The corporation forced plaintiff to change a circuit breaker while the electrical current was still running.
While plaintiff was screwing in the circuit breaker there was an electrical arc, probably caused by faulty material, and a large explosion occurred, throwing plaintiff backward while his body was set on fire.
Plaintiff was rescued and survived the incident. However, he had burns over a large portion of his body and was left with deficits in movement and significant scarring. On the positive side, after several years plaintiff was cleared to return to work, although with less endurance.
The company relied upon an obscure legal doctrine, called the “dual employer doctrine” to defend itself. It claimed that even though plaintiff was hired by an employment agency he was, in fact, employed by both the employment agency and defendant company. Thus, plaintiff’s remedy was restricted to workers’ compensation, which would have limited his recovery to several hundred thousand dollars.
Further, the company claimed that plaintiff was responsible for his own injuries because he was not wearing appropriate gear, and as an experienced electrician, he knew better than to change a circuit breaker without first turning off the electricity running through the panel.
Winer, Burritt and Scott, LLP, was retained to prosecute plaintiff’s claim. The law firm began an immediate and intensive investigation which turned up significant evidence that the foreman for the company acted negligently by having the plaintiff replace the breaker while the panel was “hot.” In addition, the law firm retained electrical experts who performed their own investigation and combed through thousands of pages of documents to establish the liability of the company.
The law firm was able to overcome the technical defense raised by the company by establishing that although plaintiff did have to listen to the particular order to replace the circuit breaker while there was electrical current running through the panel, he otherwise was an independent contractor and not under the control of defendant in such a way that the dual employment doctrine would apply.

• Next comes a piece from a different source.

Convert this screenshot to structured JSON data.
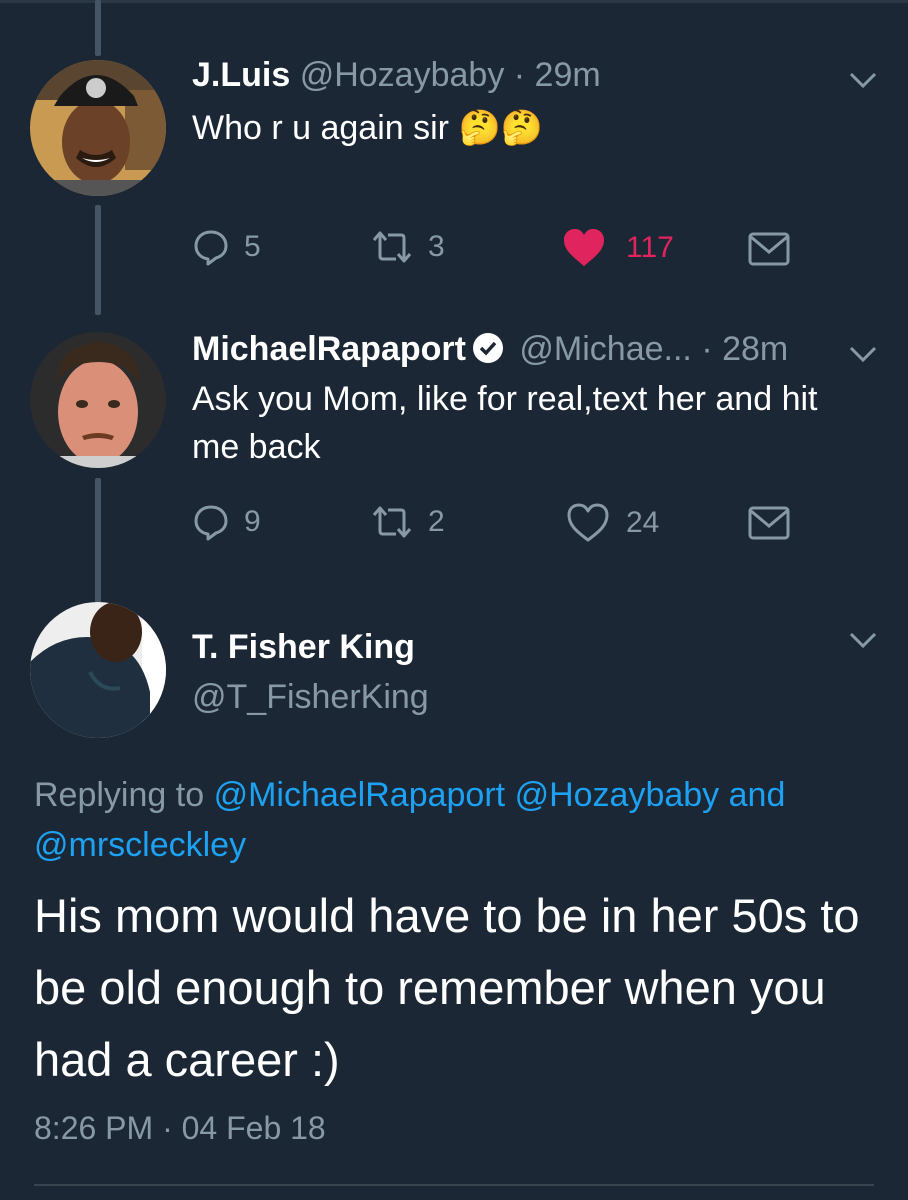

Further, plaintiff’s experts were able to put forth theories that under the particular circumstances of the subject job, plaintiff was not in any way responsible for his own injuries.
RESULT: Settlement on behalf of plaintiff —